We found out in 2007 that she had a brain tumor. She knew for many months even before the testing that something was terribly wrong....and so did I. The doctors said they needed to operate as soon as possible.
I knew the night before she left for the operation that she would not be coming home. I remember calling my ex-wife and demanding she bring the kids over to see their Nana. She thought my mother would be ok, but I told her I knew otherwise...I had a dream the night before and in the dream my kids were crying uncontrollably and I could not get my arms around all three. They came that night and we took pictures of them and their Nana. I fought back the tears and tried to be strong. I knew she would not be coming back...

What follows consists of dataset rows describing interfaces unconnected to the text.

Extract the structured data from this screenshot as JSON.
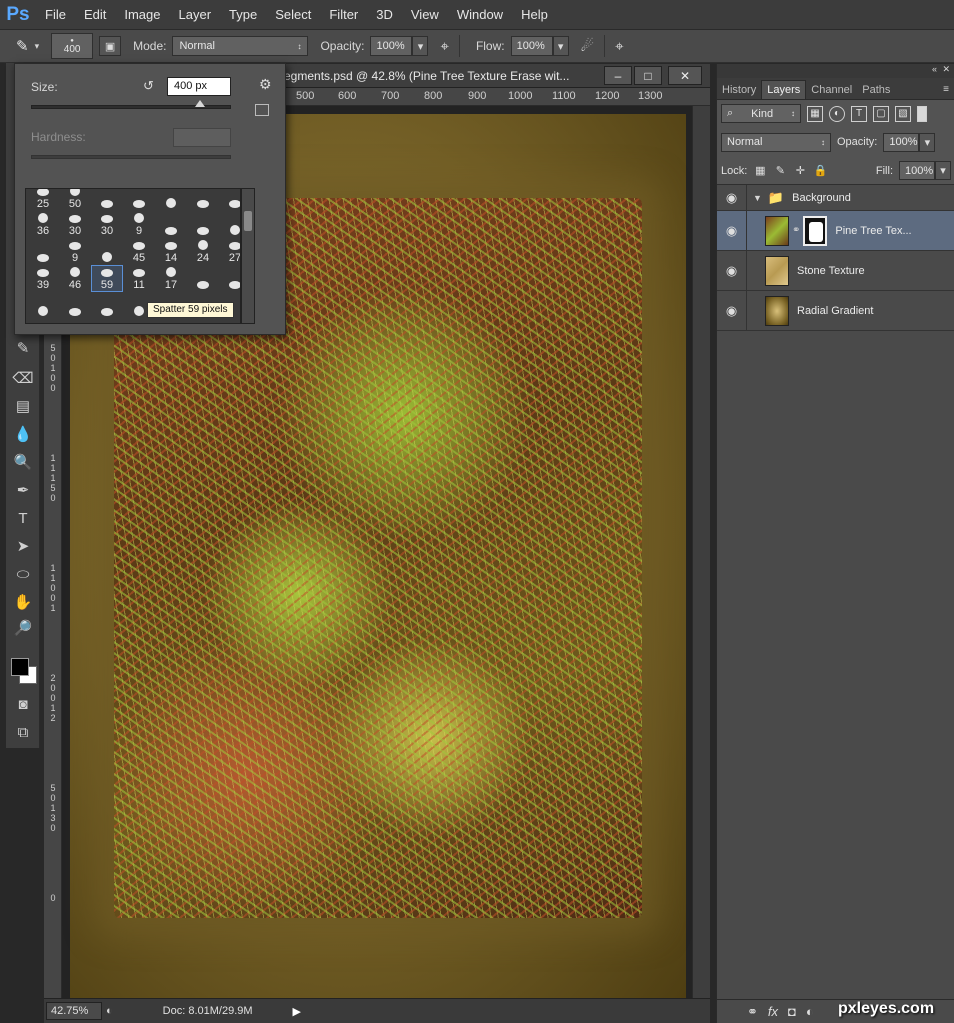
{
  "app": {
    "logo": "Ps"
  },
  "menu": [
    "File",
    "Edit",
    "Image",
    "Layer",
    "Type",
    "Select",
    "Filter",
    "3D",
    "View",
    "Window",
    "Help"
  ],
  "options_bar": {
    "brush_size": "400",
    "mode_label": "Mode:",
    "mode_value": "Normal",
    "opacity_label": "Opacity:",
    "opacity_value": "100%",
    "flow_label": "Flow:",
    "flow_value": "100%"
  },
  "document": {
    "title": "egments.psd @ 42.8% (Pine Tree Texture   Erase wit...",
    "ruler_ticks": [
      "500",
      "600",
      "700",
      "800",
      "900",
      "1000",
      "1100",
      "1200",
      "1300"
    ],
    "left_ruler": [
      "5",
      "0",
      "1",
      "0",
      "0",
      "1",
      "1",
      "1",
      "5",
      "0",
      "1",
      "1",
      "0",
      "0",
      "1",
      "2",
      "0",
      "0",
      "1",
      "2",
      "5",
      "0",
      "1",
      "3",
      "0",
      "0"
    ],
    "zoom": "42.75%",
    "doc_info": "Doc: 8.01M/29.9M"
  },
  "brush_popup": {
    "size_label": "Size:",
    "size_value": "400 px",
    "hardness_label": "Hardness:",
    "size_fraction": 0.84,
    "presets": [
      "25",
      "50",
      "",
      "",
      "",
      "",
      "",
      "36",
      "30",
      "30",
      "9",
      "",
      "",
      "",
      "",
      "9",
      "",
      "45",
      "14",
      "24",
      "27",
      "39",
      "46",
      "59",
      "11",
      "17",
      "",
      "",
      "",
      "",
      "",
      ""
    ],
    "selected_index": 23,
    "tooltip": "Spatter 59 pixels"
  },
  "layers_panel": {
    "tabs": [
      "History",
      "Layers",
      "Channel",
      "Paths"
    ],
    "active_tab": "Layers",
    "filter_kind": "Kind",
    "blend_mode": "Normal",
    "opacity_label": "Opacity:",
    "opacity_value": "100%",
    "lock_label": "Lock:",
    "fill_label": "Fill:",
    "fill_value": "100%",
    "layers": [
      {
        "name": "Background",
        "type": "group"
      },
      {
        "name": "Pine Tree Tex...",
        "type": "layer",
        "selected": true
      },
      {
        "name": "Stone Texture",
        "type": "layer"
      },
      {
        "name": "Radial Gradient",
        "type": "layer"
      }
    ]
  },
  "watermark": "pxleyes.com",
  "colors": {
    "accent": "#5aa9ff",
    "selected_layer": "#5d6b80",
    "foreground": "#000000",
    "background": "#ffffff"
  }
}
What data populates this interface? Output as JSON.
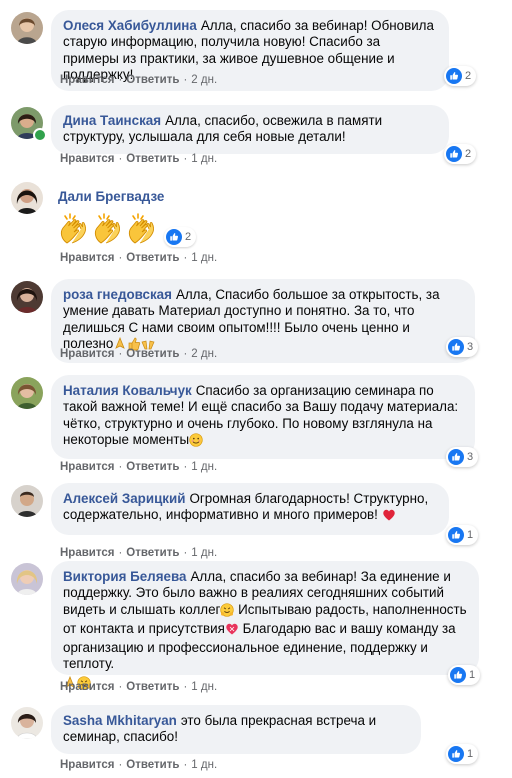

She had an aneurism during the operation. She went into a coma and the doctors said there was no hope of reviving her. Her living will stated that she would be cut loose from the machine keeping her alive. I was at the farm taking care of my father...something she had made me promise I would do before she left for the operation, when my sister called to tell me I needed to drive to Columbia, SC to be there when she was unplugged. They would wait till I got there. I remember sitting in the car for what seemed like forever....feeling like the grim reaper knowing that my mother would die when I got there. I walked as slowly as possible to the room...filled with her 5 sisters, her brother, and all the grandchildren...everyone crying and sad beyond compare.
Everyone gathered around the bed when they pulled the plug. One by one everyone said goodbye. She gasped for air for several minutes and then a glowing smile came over her face out of nowhere like she had seen someone she knew and loved...and then she passed away. In my heart, I know she saw Ryan waiting for her with his hand out...or at least that's exactly what it looked like. Everyone cried and sobbed....but for some reason I could not. I knew she was finally getting her rest.....and her body would not be tired anymore....and she was with loved ones who had gone before her. I was truly happy for her...
Stay tuned...this will be in more parts than III, part IV coming soon...
Bild allein an der Wand reicht nicht aus
4 months ago